> _EXERCISE_
The data must be returned exactly. No line may be left out.
»»
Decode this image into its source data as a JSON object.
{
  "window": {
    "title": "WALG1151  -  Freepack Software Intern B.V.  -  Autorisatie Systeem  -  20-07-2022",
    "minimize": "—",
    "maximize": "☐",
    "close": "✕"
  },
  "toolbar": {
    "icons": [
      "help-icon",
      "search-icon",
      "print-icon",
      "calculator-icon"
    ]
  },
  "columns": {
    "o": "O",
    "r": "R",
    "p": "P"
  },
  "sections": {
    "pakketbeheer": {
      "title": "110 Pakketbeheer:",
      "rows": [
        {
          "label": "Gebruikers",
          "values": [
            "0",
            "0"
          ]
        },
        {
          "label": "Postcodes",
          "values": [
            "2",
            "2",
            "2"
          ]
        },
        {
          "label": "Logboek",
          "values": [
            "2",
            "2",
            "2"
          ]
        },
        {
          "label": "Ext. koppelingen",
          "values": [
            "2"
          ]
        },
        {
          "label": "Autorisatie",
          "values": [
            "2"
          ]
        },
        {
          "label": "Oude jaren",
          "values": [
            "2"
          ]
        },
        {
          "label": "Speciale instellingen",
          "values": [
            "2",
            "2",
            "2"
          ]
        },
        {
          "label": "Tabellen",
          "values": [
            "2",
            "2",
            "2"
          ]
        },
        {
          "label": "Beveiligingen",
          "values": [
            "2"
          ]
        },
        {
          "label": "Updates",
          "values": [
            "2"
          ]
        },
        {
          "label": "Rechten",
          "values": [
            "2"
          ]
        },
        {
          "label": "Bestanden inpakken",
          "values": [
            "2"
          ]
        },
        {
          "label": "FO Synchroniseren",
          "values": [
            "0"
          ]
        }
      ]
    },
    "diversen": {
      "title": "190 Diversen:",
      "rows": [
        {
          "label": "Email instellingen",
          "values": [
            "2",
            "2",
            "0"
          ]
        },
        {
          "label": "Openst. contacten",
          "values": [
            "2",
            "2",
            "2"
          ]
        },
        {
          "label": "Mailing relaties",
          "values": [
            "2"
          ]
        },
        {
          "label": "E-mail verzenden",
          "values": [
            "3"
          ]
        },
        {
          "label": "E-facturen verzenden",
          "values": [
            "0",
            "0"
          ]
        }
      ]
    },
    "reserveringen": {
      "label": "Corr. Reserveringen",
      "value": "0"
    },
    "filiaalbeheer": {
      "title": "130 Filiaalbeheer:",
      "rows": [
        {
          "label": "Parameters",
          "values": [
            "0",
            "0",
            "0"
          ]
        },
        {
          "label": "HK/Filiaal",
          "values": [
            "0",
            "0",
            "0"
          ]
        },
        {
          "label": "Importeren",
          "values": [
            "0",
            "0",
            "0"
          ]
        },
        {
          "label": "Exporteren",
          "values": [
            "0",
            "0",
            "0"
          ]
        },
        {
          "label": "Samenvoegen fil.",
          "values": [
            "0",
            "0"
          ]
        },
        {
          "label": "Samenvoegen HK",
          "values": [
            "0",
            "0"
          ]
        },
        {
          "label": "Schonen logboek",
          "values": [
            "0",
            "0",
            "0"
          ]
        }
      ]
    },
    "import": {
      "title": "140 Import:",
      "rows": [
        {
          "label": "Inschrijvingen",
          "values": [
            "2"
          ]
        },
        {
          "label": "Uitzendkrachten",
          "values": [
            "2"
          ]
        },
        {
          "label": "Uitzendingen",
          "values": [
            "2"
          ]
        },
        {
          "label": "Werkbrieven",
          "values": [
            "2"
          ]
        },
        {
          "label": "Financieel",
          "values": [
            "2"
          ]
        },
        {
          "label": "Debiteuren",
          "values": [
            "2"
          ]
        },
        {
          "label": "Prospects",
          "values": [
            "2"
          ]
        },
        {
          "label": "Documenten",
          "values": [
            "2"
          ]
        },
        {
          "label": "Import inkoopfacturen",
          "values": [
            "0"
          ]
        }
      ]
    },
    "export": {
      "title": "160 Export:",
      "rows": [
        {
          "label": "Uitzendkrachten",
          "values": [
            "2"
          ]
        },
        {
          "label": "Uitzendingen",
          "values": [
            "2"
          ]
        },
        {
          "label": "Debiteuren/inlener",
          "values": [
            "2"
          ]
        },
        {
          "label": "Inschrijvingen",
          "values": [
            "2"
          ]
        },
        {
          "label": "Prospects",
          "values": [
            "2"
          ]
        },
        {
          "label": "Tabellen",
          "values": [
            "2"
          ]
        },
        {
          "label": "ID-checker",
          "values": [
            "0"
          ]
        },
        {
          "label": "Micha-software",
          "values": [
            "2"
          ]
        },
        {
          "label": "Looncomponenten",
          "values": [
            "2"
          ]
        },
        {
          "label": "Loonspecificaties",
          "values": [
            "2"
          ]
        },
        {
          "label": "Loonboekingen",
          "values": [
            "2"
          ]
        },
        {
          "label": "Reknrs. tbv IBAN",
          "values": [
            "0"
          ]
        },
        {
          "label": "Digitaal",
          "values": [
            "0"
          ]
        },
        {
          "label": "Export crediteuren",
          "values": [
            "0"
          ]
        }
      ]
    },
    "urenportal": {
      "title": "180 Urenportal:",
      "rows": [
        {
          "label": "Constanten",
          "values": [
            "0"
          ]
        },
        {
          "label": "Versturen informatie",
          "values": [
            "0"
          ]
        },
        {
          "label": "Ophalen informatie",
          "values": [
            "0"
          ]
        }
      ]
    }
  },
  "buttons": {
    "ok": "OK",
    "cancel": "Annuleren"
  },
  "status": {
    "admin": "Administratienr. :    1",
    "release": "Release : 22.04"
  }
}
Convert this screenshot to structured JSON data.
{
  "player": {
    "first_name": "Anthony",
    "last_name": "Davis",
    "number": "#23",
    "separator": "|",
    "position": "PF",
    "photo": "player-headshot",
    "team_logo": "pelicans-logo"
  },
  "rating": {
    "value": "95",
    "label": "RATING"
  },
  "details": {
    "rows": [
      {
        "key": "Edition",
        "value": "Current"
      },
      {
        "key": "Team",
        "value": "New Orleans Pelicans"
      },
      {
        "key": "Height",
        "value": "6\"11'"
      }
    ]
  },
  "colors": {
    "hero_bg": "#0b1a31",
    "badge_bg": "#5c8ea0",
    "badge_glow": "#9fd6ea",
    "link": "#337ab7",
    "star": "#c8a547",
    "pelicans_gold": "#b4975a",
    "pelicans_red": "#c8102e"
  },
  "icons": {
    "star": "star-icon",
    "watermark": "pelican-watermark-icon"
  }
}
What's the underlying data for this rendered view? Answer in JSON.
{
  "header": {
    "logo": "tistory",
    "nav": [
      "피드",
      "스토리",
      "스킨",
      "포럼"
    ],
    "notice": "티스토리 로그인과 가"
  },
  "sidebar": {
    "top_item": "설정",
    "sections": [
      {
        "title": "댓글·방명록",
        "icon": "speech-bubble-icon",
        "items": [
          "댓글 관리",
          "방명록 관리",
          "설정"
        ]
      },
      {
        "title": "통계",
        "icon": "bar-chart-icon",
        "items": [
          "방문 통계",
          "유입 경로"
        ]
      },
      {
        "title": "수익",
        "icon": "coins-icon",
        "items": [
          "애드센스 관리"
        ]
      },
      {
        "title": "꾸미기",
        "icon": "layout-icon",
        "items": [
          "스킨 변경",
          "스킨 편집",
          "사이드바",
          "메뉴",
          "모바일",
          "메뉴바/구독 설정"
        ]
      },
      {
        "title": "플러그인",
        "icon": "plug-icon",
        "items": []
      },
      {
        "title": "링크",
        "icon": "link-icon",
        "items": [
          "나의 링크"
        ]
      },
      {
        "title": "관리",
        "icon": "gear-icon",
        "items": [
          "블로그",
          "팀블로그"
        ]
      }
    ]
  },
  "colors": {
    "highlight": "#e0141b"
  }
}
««
> _OUTPUT OF THE EXERCISE_
Decode this image into its source data as a JSON object.
{
  "window": {
    "title": "WALG1151  -  Freepack Software Intern B.V.  -  Autorisatie Systeem  -  20-07-2022",
    "minimize": "—",
    "maximize": "☐",
    "close": "✕"
  },
  "toolbar": {
    "icons": [
      "help-icon",
      "search-icon",
      "print-icon",
      "calculator-icon"
    ]
  },
  "columns": {
    "o": "O",
    "r": "R",
    "p": "P"
  },
  "sections": {
    "pakketbeheer": {
      "title": "110 Pakketbeheer:",
      "rows": [
        {
          "label": "Gebruikers",
          "values": [
            "0",
            "0"
          ]
        },
        {
          "label": "Postcodes",
          "values": [
            "2",
            "2",
            "2"
          ]
        },
        {
          "label": "Logboek",
          "values": [
            "2",
            "2",
            "2"
          ]
        },
        {
          "label": "Ext. koppelingen",
          "values": [
            "2"
          ]
        },
        {
          "label": "Autorisatie",
          "values": [
            "2"
          ]
        },
        {
          "label": "Oude jaren",
          "values": [
            "2"
          ]
        },
        {
          "label": "Speciale instellingen",
          "values": [
            "2",
            "2",
            "2"
          ]
        },
        {
          "label": "Tabellen",
          "values": [
            "2",
            "2",
            "2"
          ]
        },
        {
          "label": "Beveiligingen",
          "values": [
            "2"
          ]
        },
        {
          "label": "Updates",
          "values": [
            "2"
          ]
        },
        {
          "label": "Rechten",
          "values": [
            "2"
          ]
        },
        {
          "label": "Bestanden inpakken",
          "values": [
            "2"
          ]
        },
        {
          "label": "FO Synchroniseren",
          "values": [
            "0"
          ]
        }
      ]
    },
    "diversen": {
      "title": "190 Diversen:",
      "rows": [
        {
          "label": "Email instellingen",
          "values": [
            "2",
            "2",
            "0"
          ]
        },
        {
          "label": "Openst. contacten",
          "values": [
            "2",
            "2",
            "2"
          ]
        },
        {
          "label": "Mailing relaties",
          "values": [
            "2"
          ]
        },
        {
          "label": "E-mail verzenden",
          "values": [
            "3"
          ]
        },
        {
          "label": "E-facturen verzenden",
          "values": [
            "0",
            "0"
          ]
        }
      ]
    },
    "reserveringen": {
      "label": "Corr. Reserveringen",
      "value": "0"
    },
    "filiaalbeheer": {
      "title": "130 Filiaalbeheer:",
      "rows": [
        {
          "label": "Parameters",
          "values": [
            "0",
            "0",
            "0"
          ]
        },
        {
          "label": "HK/Filiaal",
          "values": [
            "0",
            "0",
            "0"
          ]
        },
        {
          "label": "Importeren",
          "values": [
            "0",
            "0",
            "0"
          ]
        },
        {
          "label": "Exporteren",
          "values": [
            "0",
            "0",
            "0"
          ]
        },
        {
          "label": "Samenvoegen fil.",
          "values": [
            "0",
            "0"
          ]
        },
        {
          "label": "Samenvoegen HK",
          "values": [
            "0",
            "0"
          ]
        },
        {
          "label": "Schonen logboek",
          "values": [
            "0",
            "0",
            "0"
          ]
        }
      ]
    },
    "import": {
      "title": "140 Import:",
      "rows": [
        {
          "label": "Inschrijvingen",
          "values": [
            "2"
          ]
        },
        {
          "label": "Uitzendkrachten",
          "values": [
            "2"
          ]
        },
        {
          "label": "Uitzendingen",
          "values": [
            "2"
          ]
        },
        {
          "label": "Werkbrieven",
          "values": [
            "2"
          ]
        },
        {
          "label": "Financieel",
          "values": [
            "2"
          ]
        },
        {
          "label": "Debiteuren",
          "values": [
            "2"
          ]
        },
        {
          "label": "Prospects",
          "values": [
            "2"
          ]
        },
        {
          "label": "Documenten",
          "values": [
            "2"
          ]
        },
        {
          "label": "Import inkoopfacturen",
          "values": [
            "0"
          ]
        }
      ]
    },
    "export": {
      "title": "160 Export:",
      "rows": [
        {
          "label": "Uitzendkrachten",
          "values": [
            "2"
          ]
        },
        {
          "label": "Uitzendingen",
          "values": [
            "2"
          ]
        },
        {
          "label": "Debiteuren/inlener",
          "values": [
            "2"
          ]
        },
        {
          "label": "Inschrijvingen",
          "values": [
            "2"
          ]
        },
        {
          "label": "Prospects",
          "values": [
            "2"
          ]
        },
        {
          "label": "Tabellen",
          "values": [
            "2"
          ]
        },
        {
          "label": "ID-checker",
          "values": [
            "0"
          ]
        },
        {
          "label": "Micha-software",
          "values": [
            "2"
          ]
        },
        {
          "label": "Looncomponenten",
          "values": [
            "2"
          ]
        },
        {
          "label": "Loonspecificaties",
          "values": [
            "2"
          ]
        },
        {
          "label": "Loonboekingen",
          "values": [
            "2"
          ]
        },
        {
          "label": "Reknrs. tbv IBAN",
          "values": [
            "0"
          ]
        },
        {
          "label": "Digitaal",
          "values": [
            "0"
          ]
        },
        {
          "label": "Export crediteuren",
          "values": [
            "0"
          ]
        }
      ]
    },
    "urenportal": {
      "title": "180 Urenportal:",
      "rows": [
        {
          "label": "Constanten",
          "values": [
            "0"
          ]
        },
        {
          "label": "Versturen informatie",
          "values": [
            "0"
          ]
        },
        {
          "label": "Ophalen informatie",
          "values": [
            "0"
          ]
        }
      ]
    }
  },
  "buttons": {
    "ok": "OK",
    "cancel": "Annuleren"
  },
  "status": {
    "admin": "Administratienr. :    1",
    "release": "Release : 22.04"
  }
}
Convert this screenshot to structured JSON data.
{
  "player": {
    "first_name": "Anthony",
    "last_name": "Davis",
    "number": "#23",
    "separator": "|",
    "position": "PF",
    "photo": "player-headshot",
    "team_logo": "pelicans-logo"
  },
  "rating": {
    "value": "95",
    "label": "RATING"
  },
  "details": {
    "rows": [
      {
        "key": "Edition",
        "value": "Current"
      },
      {
        "key": "Team",
        "value": "New Orleans Pelicans"
      },
      {
        "key": "Height",
        "value": "6\"11'"
      }
    ]
  },
  "colors": {
    "hero_bg": "#0b1a31",
    "badge_bg": "#5c8ea0",
    "badge_glow": "#9fd6ea",
    "link": "#337ab7",
    "star": "#c8a547",
    "pelicans_gold": "#b4975a",
    "pelicans_red": "#c8102e"
  },
  "icons": {
    "star": "star-icon",
    "watermark": "pelican-watermark-icon"
  }
}
What's the underlying data for this rendered view? Answer in JSON.
{
  "header": {
    "logo": "tistory",
    "nav": [
      "피드",
      "스토리",
      "스킨",
      "포럼"
    ],
    "notice": "티스토리 로그인과 가"
  },
  "sidebar": {
    "top_item": "설정",
    "sections": [
      {
        "title": "댓글·방명록",
        "icon": "speech-bubble-icon",
        "items": [
          "댓글 관리",
          "방명록 관리",
          "설정"
        ]
      },
      {
        "title": "통계",
        "icon": "bar-chart-icon",
        "items": [
          "방문 통계",
          "유입 경로"
        ]
      },
      {
        "title": "수익",
        "icon": "coins-icon",
        "items": [
          "애드센스 관리"
        ]
      },
      {
        "title": "꾸미기",
        "icon": "layout-icon",
        "items": [
          "스킨 변경",
          "스킨 편집",
          "사이드바",
          "메뉴",
          "모바일",
          "메뉴바/구독 설정"
        ]
      },
      {
        "title": "플러그인",
        "icon": "plug-icon",
        "items": []
      },
      {
        "title": "링크",
        "icon": "link-icon",
        "items": [
          "나의 링크"
        ]
      },
      {
        "title": "관리",
        "icon": "gear-icon",
        "items": [
          "블로그",
          "팀블로그"
        ]
      }
    ]
  },
  "colors": {
    "highlight": "#e0141b"
  }
}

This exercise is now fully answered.